# [Input for this task]
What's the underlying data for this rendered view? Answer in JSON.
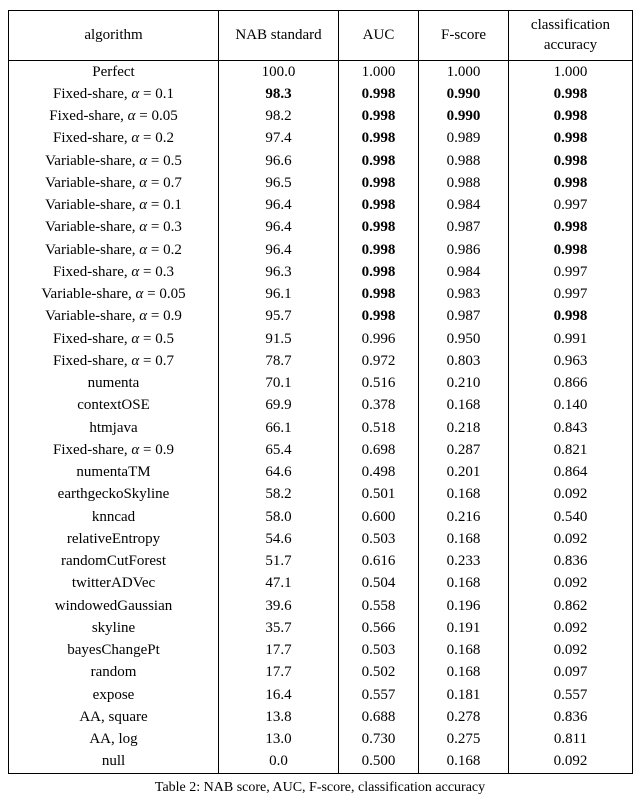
{
  "headers": {
    "algorithm": "algorithm",
    "nab": "NAB standard",
    "auc": "AUC",
    "fscore": "F-score",
    "acc1": "classification",
    "acc2": "accuracy"
  },
  "alpha_glyph": "α",
  "rows": [
    {
      "alg": "Perfect",
      "nab": "100.0",
      "nab_b": false,
      "auc": "1.000",
      "auc_b": false,
      "f": "1.000",
      "f_b": false,
      "acc": "1.000",
      "acc_b": false
    },
    {
      "alg_prefix": "Fixed-share, ",
      "alpha": "0.1",
      "nab": "98.3",
      "nab_b": true,
      "auc": "0.998",
      "auc_b": true,
      "f": "0.990",
      "f_b": true,
      "acc": "0.998",
      "acc_b": true
    },
    {
      "alg_prefix": "Fixed-share, ",
      "alpha": "0.05",
      "nab": "98.2",
      "nab_b": false,
      "auc": "0.998",
      "auc_b": true,
      "f": "0.990",
      "f_b": true,
      "acc": "0.998",
      "acc_b": true
    },
    {
      "alg_prefix": "Fixed-share, ",
      "alpha": "0.2",
      "nab": "97.4",
      "nab_b": false,
      "auc": "0.998",
      "auc_b": true,
      "f": "0.989",
      "f_b": false,
      "acc": "0.998",
      "acc_b": true
    },
    {
      "alg_prefix": "Variable-share, ",
      "alpha": "0.5",
      "nab": "96.6",
      "nab_b": false,
      "auc": "0.998",
      "auc_b": true,
      "f": "0.988",
      "f_b": false,
      "acc": "0.998",
      "acc_b": true
    },
    {
      "alg_prefix": "Variable-share, ",
      "alpha": "0.7",
      "nab": "96.5",
      "nab_b": false,
      "auc": "0.998",
      "auc_b": true,
      "f": "0.988",
      "f_b": false,
      "acc": "0.998",
      "acc_b": true
    },
    {
      "alg_prefix": "Variable-share, ",
      "alpha": "0.1",
      "nab": "96.4",
      "nab_b": false,
      "auc": "0.998",
      "auc_b": true,
      "f": "0.984",
      "f_b": false,
      "acc": "0.997",
      "acc_b": false
    },
    {
      "alg_prefix": "Variable-share, ",
      "alpha": "0.3",
      "nab": "96.4",
      "nab_b": false,
      "auc": "0.998",
      "auc_b": true,
      "f": "0.987",
      "f_b": false,
      "acc": "0.998",
      "acc_b": true
    },
    {
      "alg_prefix": "Variable-share, ",
      "alpha": "0.2",
      "nab": "96.4",
      "nab_b": false,
      "auc": "0.998",
      "auc_b": true,
      "f": "0.986",
      "f_b": false,
      "acc": "0.998",
      "acc_b": true
    },
    {
      "alg_prefix": "Fixed-share, ",
      "alpha": "0.3",
      "nab": "96.3",
      "nab_b": false,
      "auc": "0.998",
      "auc_b": true,
      "f": "0.984",
      "f_b": false,
      "acc": "0.997",
      "acc_b": false
    },
    {
      "alg_prefix": "Variable-share, ",
      "alpha": "0.05",
      "nab": "96.1",
      "nab_b": false,
      "auc": "0.998",
      "auc_b": true,
      "f": "0.983",
      "f_b": false,
      "acc": "0.997",
      "acc_b": false
    },
    {
      "alg_prefix": "Variable-share, ",
      "alpha": "0.9",
      "nab": "95.7",
      "nab_b": false,
      "auc": "0.998",
      "auc_b": true,
      "f": "0.987",
      "f_b": false,
      "acc": "0.998",
      "acc_b": true
    },
    {
      "alg_prefix": "Fixed-share, ",
      "alpha": "0.5",
      "nab": "91.5",
      "nab_b": false,
      "auc": "0.996",
      "auc_b": false,
      "f": "0.950",
      "f_b": false,
      "acc": "0.991",
      "acc_b": false
    },
    {
      "alg_prefix": "Fixed-share, ",
      "alpha": "0.7",
      "nab": "78.7",
      "nab_b": false,
      "auc": "0.972",
      "auc_b": false,
      "f": "0.803",
      "f_b": false,
      "acc": "0.963",
      "acc_b": false
    },
    {
      "alg": "numenta",
      "nab": "70.1",
      "nab_b": false,
      "auc": "0.516",
      "auc_b": false,
      "f": "0.210",
      "f_b": false,
      "acc": "0.866",
      "acc_b": false
    },
    {
      "alg": "contextOSE",
      "nab": "69.9",
      "nab_b": false,
      "auc": "0.378",
      "auc_b": false,
      "f": "0.168",
      "f_b": false,
      "acc": "0.140",
      "acc_b": false
    },
    {
      "alg": "htmjava",
      "nab": "66.1",
      "nab_b": false,
      "auc": "0.518",
      "auc_b": false,
      "f": "0.218",
      "f_b": false,
      "acc": "0.843",
      "acc_b": false
    },
    {
      "alg_prefix": "Fixed-share, ",
      "alpha": "0.9",
      "nab": "65.4",
      "nab_b": false,
      "auc": "0.698",
      "auc_b": false,
      "f": "0.287",
      "f_b": false,
      "acc": "0.821",
      "acc_b": false
    },
    {
      "alg": "numentaTM",
      "nab": "64.6",
      "nab_b": false,
      "auc": "0.498",
      "auc_b": false,
      "f": "0.201",
      "f_b": false,
      "acc": "0.864",
      "acc_b": false
    },
    {
      "alg": "earthgeckoSkyline",
      "nab": "58.2",
      "nab_b": false,
      "auc": "0.501",
      "auc_b": false,
      "f": "0.168",
      "f_b": false,
      "acc": "0.092",
      "acc_b": false
    },
    {
      "alg": "knncad",
      "nab": "58.0",
      "nab_b": false,
      "auc": "0.600",
      "auc_b": false,
      "f": "0.216",
      "f_b": false,
      "acc": "0.540",
      "acc_b": false
    },
    {
      "alg": "relativeEntropy",
      "nab": "54.6",
      "nab_b": false,
      "auc": "0.503",
      "auc_b": false,
      "f": "0.168",
      "f_b": false,
      "acc": "0.092",
      "acc_b": false
    },
    {
      "alg": "randomCutForest",
      "nab": "51.7",
      "nab_b": false,
      "auc": "0.616",
      "auc_b": false,
      "f": "0.233",
      "f_b": false,
      "acc": "0.836",
      "acc_b": false
    },
    {
      "alg": "twitterADVec",
      "nab": "47.1",
      "nab_b": false,
      "auc": "0.504",
      "auc_b": false,
      "f": "0.168",
      "f_b": false,
      "acc": "0.092",
      "acc_b": false
    },
    {
      "alg": "windowedGaussian",
      "nab": "39.6",
      "nab_b": false,
      "auc": "0.558",
      "auc_b": false,
      "f": "0.196",
      "f_b": false,
      "acc": "0.862",
      "acc_b": false
    },
    {
      "alg": "skyline",
      "nab": "35.7",
      "nab_b": false,
      "auc": "0.566",
      "auc_b": false,
      "f": "0.191",
      "f_b": false,
      "acc": "0.092",
      "acc_b": false
    },
    {
      "alg": "bayesChangePt",
      "nab": "17.7",
      "nab_b": false,
      "auc": "0.503",
      "auc_b": false,
      "f": "0.168",
      "f_b": false,
      "acc": "0.092",
      "acc_b": false
    },
    {
      "alg": "random",
      "nab": "17.7",
      "nab_b": false,
      "auc": "0.502",
      "auc_b": false,
      "f": "0.168",
      "f_b": false,
      "acc": "0.097",
      "acc_b": false
    },
    {
      "alg": "expose",
      "nab": "16.4",
      "nab_b": false,
      "auc": "0.557",
      "auc_b": false,
      "f": "0.181",
      "f_b": false,
      "acc": "0.557",
      "acc_b": false
    },
    {
      "alg": "AA, square",
      "nab": "13.8",
      "nab_b": false,
      "auc": "0.688",
      "auc_b": false,
      "f": "0.278",
      "f_b": false,
      "acc": "0.836",
      "acc_b": false
    },
    {
      "alg": "AA, log",
      "nab": "13.0",
      "nab_b": false,
      "auc": "0.730",
      "auc_b": false,
      "f": "0.275",
      "f_b": false,
      "acc": "0.811",
      "acc_b": false
    },
    {
      "alg": "null",
      "nab": "0.0",
      "nab_b": false,
      "auc": "0.500",
      "auc_b": false,
      "f": "0.168",
      "f_b": false,
      "acc": "0.092",
      "acc_b": false
    }
  ],
  "caption": "Table 2: NAB score, AUC, F-score, classification accuracy"
}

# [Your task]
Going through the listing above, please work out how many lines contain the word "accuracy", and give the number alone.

# [Expected output]
2